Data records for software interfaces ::

=====

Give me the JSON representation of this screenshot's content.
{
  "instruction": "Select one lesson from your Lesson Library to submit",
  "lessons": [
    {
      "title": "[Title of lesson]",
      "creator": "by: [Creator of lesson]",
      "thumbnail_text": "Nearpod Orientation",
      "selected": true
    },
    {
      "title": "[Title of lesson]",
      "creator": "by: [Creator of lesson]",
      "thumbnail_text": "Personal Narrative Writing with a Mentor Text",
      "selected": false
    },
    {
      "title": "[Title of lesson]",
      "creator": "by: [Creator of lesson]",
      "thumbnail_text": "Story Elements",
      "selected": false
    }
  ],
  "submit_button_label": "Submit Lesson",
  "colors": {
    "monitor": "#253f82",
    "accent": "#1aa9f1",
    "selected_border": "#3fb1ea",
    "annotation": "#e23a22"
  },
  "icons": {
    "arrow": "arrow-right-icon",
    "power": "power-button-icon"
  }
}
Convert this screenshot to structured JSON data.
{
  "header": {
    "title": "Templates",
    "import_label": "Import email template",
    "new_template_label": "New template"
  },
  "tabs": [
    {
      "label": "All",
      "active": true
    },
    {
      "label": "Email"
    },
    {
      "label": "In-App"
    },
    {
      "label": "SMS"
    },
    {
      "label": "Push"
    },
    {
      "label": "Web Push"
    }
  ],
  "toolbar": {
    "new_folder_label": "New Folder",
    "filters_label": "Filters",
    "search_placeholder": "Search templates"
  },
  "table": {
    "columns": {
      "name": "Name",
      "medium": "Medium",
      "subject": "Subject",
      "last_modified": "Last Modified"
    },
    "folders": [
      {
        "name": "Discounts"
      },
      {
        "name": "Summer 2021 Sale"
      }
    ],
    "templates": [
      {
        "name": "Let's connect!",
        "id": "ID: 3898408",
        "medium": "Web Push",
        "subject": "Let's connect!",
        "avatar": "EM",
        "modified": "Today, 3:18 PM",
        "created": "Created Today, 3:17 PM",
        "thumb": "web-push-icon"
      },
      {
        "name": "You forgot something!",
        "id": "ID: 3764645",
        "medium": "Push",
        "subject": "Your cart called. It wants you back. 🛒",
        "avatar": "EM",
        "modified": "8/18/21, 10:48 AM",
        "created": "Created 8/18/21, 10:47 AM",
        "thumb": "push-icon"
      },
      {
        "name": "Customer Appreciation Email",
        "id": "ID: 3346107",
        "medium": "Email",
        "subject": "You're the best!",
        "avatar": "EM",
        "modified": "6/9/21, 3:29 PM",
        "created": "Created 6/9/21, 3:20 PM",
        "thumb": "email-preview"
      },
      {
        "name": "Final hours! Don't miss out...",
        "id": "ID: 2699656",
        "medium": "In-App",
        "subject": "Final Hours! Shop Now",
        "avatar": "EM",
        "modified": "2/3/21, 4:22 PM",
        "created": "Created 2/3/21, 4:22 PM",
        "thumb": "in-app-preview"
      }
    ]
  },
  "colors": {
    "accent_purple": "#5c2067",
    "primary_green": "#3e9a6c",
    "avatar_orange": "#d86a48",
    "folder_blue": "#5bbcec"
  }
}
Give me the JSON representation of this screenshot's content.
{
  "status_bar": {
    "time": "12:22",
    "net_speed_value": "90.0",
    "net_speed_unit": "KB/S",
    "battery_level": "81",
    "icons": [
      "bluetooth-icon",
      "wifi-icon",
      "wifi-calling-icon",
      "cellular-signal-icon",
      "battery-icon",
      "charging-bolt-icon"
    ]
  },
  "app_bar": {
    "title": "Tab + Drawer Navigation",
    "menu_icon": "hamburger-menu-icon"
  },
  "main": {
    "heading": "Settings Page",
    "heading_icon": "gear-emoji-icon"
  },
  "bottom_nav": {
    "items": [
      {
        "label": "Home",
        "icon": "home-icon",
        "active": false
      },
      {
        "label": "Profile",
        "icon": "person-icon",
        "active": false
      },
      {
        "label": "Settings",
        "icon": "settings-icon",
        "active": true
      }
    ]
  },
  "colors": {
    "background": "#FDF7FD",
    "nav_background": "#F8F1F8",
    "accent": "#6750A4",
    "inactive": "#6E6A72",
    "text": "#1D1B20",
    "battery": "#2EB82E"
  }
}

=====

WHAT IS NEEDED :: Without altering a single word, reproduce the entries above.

TASK RESPONSE ::
Give me the JSON representation of this screenshot's content.
{
  "instruction": "Select one lesson from your Lesson Library to submit",
  "lessons": [
    {
      "title": "[Title of lesson]",
      "creator": "by: [Creator of lesson]",
      "thumbnail_text": "Nearpod Orientation",
      "selected": true
    },
    {
      "title": "[Title of lesson]",
      "creator": "by: [Creator of lesson]",
      "thumbnail_text": "Personal Narrative Writing with a Mentor Text",
      "selected": false
    },
    {
      "title": "[Title of lesson]",
      "creator": "by: [Creator of lesson]",
      "thumbnail_text": "Story Elements",
      "selected": false
    }
  ],
  "submit_button_label": "Submit Lesson",
  "colors": {
    "monitor": "#253f82",
    "accent": "#1aa9f1",
    "selected_border": "#3fb1ea",
    "annotation": "#e23a22"
  },
  "icons": {
    "arrow": "arrow-right-icon",
    "power": "power-button-icon"
  }
}
Convert this screenshot to structured JSON data.
{
  "header": {
    "title": "Templates",
    "import_label": "Import email template",
    "new_template_label": "New template"
  },
  "tabs": [
    {
      "label": "All",
      "active": true
    },
    {
      "label": "Email"
    },
    {
      "label": "In-App"
    },
    {
      "label": "SMS"
    },
    {
      "label": "Push"
    },
    {
      "label": "Web Push"
    }
  ],
  "toolbar": {
    "new_folder_label": "New Folder",
    "filters_label": "Filters",
    "search_placeholder": "Search templates"
  },
  "table": {
    "columns": {
      "name": "Name",
      "medium": "Medium",
      "subject": "Subject",
      "last_modified": "Last Modified"
    },
    "folders": [
      {
        "name": "Discounts"
      },
      {
        "name": "Summer 2021 Sale"
      }
    ],
    "templates": [
      {
        "name": "Let's connect!",
        "id": "ID: 3898408",
        "medium": "Web Push",
        "subject": "Let's connect!",
        "avatar": "EM",
        "modified": "Today, 3:18 PM",
        "created": "Created Today, 3:17 PM",
        "thumb": "web-push-icon"
      },
      {
        "name": "You forgot something!",
        "id": "ID: 3764645",
        "medium": "Push",
        "subject": "Your cart called. It wants you back. 🛒",
        "avatar": "EM",
        "modified": "8/18/21, 10:48 AM",
        "created": "Created 8/18/21, 10:47 AM",
        "thumb": "push-icon"
      },
      {
        "name": "Customer Appreciation Email",
        "id": "ID: 3346107",
        "medium": "Email",
        "subject": "You're the best!",
        "avatar": "EM",
        "modified": "6/9/21, 3:29 PM",
        "created": "Created 6/9/21, 3:20 PM",
        "thumb": "email-preview"
      },
      {
        "name": "Final hours! Don't miss out...",
        "id": "ID: 2699656",
        "medium": "In-App",
        "subject": "Final Hours! Shop Now",
        "avatar": "EM",
        "modified": "2/3/21, 4:22 PM",
        "created": "Created 2/3/21, 4:22 PM",
        "thumb": "in-app-preview"
      }
    ]
  },
  "colors": {
    "accent_purple": "#5c2067",
    "primary_green": "#3e9a6c",
    "avatar_orange": "#d86a48",
    "folder_blue": "#5bbcec"
  }
}
Give me the JSON representation of this screenshot's content.
{
  "status_bar": {
    "time": "12:22",
    "net_speed_value": "90.0",
    "net_speed_unit": "KB/S",
    "battery_level": "81",
    "icons": [
      "bluetooth-icon",
      "wifi-icon",
      "wifi-calling-icon",
      "cellular-signal-icon",
      "battery-icon",
      "charging-bolt-icon"
    ]
  },
  "app_bar": {
    "title": "Tab + Drawer Navigation",
    "menu_icon": "hamburger-menu-icon"
  },
  "main": {
    "heading": "Settings Page",
    "heading_icon": "gear-emoji-icon"
  },
  "bottom_nav": {
    "items": [
      {
        "label": "Home",
        "icon": "home-icon",
        "active": false
      },
      {
        "label": "Profile",
        "icon": "person-icon",
        "active": false
      },
      {
        "label": "Settings",
        "icon": "settings-icon",
        "active": true
      }
    ]
  },
  "colors": {
    "background": "#FDF7FD",
    "nav_background": "#F8F1F8",
    "accent": "#6750A4",
    "inactive": "#6E6A72",
    "text": "#1D1B20",
    "battery": "#2EB82E"
  }
}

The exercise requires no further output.